"So what's your gain, what's your advantage? (with living a life within the system)
Well, for two or three weeks you get to go to Maine or Vermont on vacation. Then it's back to the slave pen, back to the whip, back to the tyranny of doing that which in itself is really not worth my doing" Scott Nearing
In this episode of In Search of Soil by Diego Footer, one of the pioneers in developing probiotic technology, Dr. Matthew Wood, sheds some light on what efficient microbes (EM) are, what they do to the soil, and how our soils can benefit from adding them. Purchace https://www.scdprobiotics.com/
Farming icon Eliot Coleman talks about deep organic, deep science, and the history of organic farming and its struggle to stave off the chemical farming industry.
Eliot Coleman is an author, market gardener, and educator. His work on the USDA study in the late 1970's, "Report and Recommendations on Organic Farming" helped lead to the formation of the National Organic Program, setting the very standards that are being ignored by corporate interests today. https://www.fourseasonfarm.com/
Symphony of the Soil is a 104-minute documentary feature film that explores the complexity and mystery of soil. Filmed on four continents and sharing the voices of some of the world’s mostesteemed soil scientists, farmers and activists, the film portrays soil as a protagonist of our planetary story.
Inspired by the works of Masanobu Fukuoka, author of the seminal environmental book The One Straw Revolution, the film weaves together meditative landscapes, an eclectic original soundtrack, and inspiring stories from some of the world’s foremost figures in the natural farming movement. Together they give modern-day relevance to age-old ideas about food, environmentalism, and happiness.
The most well-known practitioner and philosopher of natural farming, Masanobu Fukuoka began his agricultural career as a plant scientist and agricultural disease and insect researcher. In the 1930s however, he came to a realization that his work was taking himself and others in his profession further away from truly knowing nature.

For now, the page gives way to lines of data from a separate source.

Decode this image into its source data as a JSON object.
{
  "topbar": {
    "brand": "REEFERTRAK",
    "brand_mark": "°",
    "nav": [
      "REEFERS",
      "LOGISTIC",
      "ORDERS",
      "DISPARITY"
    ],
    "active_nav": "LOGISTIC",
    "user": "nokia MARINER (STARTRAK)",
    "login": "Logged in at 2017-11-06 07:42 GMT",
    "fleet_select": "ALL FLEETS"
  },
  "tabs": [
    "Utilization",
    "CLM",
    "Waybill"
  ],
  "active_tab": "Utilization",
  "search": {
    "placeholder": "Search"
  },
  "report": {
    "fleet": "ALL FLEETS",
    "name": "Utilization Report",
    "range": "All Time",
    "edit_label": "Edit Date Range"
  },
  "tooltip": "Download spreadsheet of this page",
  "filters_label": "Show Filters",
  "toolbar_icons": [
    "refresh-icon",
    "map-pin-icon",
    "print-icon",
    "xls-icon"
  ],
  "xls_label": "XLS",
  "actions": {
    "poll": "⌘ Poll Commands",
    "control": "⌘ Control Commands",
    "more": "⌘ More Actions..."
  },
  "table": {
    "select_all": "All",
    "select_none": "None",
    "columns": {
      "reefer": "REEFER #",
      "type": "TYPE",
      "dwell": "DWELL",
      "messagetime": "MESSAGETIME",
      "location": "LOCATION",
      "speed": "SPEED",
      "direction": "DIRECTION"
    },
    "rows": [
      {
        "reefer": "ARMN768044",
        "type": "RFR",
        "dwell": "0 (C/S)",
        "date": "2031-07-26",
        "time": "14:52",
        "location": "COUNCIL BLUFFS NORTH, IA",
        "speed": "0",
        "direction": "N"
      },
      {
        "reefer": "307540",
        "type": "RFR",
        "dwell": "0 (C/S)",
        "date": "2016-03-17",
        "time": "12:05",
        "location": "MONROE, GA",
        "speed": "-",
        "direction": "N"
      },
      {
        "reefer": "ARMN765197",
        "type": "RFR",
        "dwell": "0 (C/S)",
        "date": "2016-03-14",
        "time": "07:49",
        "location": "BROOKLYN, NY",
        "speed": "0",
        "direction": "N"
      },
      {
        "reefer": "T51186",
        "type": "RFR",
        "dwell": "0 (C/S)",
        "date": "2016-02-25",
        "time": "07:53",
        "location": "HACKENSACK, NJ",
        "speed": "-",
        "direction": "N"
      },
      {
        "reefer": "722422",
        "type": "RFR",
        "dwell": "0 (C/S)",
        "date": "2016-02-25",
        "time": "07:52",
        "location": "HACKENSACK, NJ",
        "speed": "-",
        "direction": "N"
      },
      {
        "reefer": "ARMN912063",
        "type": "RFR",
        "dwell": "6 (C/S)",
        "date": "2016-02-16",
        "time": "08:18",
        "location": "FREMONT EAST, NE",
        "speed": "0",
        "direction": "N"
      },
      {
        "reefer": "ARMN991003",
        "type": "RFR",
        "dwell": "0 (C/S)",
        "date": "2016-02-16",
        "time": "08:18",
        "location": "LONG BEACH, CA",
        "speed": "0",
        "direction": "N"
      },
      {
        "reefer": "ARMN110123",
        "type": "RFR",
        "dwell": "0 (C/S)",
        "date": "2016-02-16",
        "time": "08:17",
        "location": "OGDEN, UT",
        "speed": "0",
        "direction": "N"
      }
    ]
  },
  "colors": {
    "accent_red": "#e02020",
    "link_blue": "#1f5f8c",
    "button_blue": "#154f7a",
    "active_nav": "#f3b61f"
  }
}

Over the past 10 years, Kiss the Ground, a 501(c)(3) Nonprofit, has become a leading voice in raising awareness for regeneration through storytelling, education, and advocacy. We believe regenerative agriculture is a viable solution to combat the climate, water, and health crisis. Tens of millions of consumers have already been influenced by the film and the work of Kiss the Ground.
The Biggest Little Farm chronicles the eight-year quest of John and Molly Chester as they trade city living for 200 acres of barren farmland and a dream to harvest in harmony with nature. Through dogged perseverance and embracing the opportunity provided by nature's conflicts, the Chesters unlock and uncover a biodiverse design for living that exists far beyond their farm, its seasons, and our wildest imagination.
The result in summer 2016, of using mulches to transform 3/4 acre (0.3ha), from weeds and grass to intensively cropped vegetables for market on 1/4 acre, using organic methods, no synthetic chemicals. Plus I show you the fruit trees, flowers, compost heaps, undercover spaces and dig/no dig trials.
In South West England, 51N temperate oceanic climate, "zone 8" but summers are 5 or 6.
Yes, a balanced Soil Food Web really can suppress weeds! Plants typically called “weeds'' grow quickly, immediately produce seeds, then die after a very short life cycle. These weeds need nitrates to thrive. With a balanced Soil Food Web in place, nitrates are not readily available, so these types of weeds are suppressed.
Most other plants need some nitrates, but they require a lot more of another form of nitrogen called ammonium.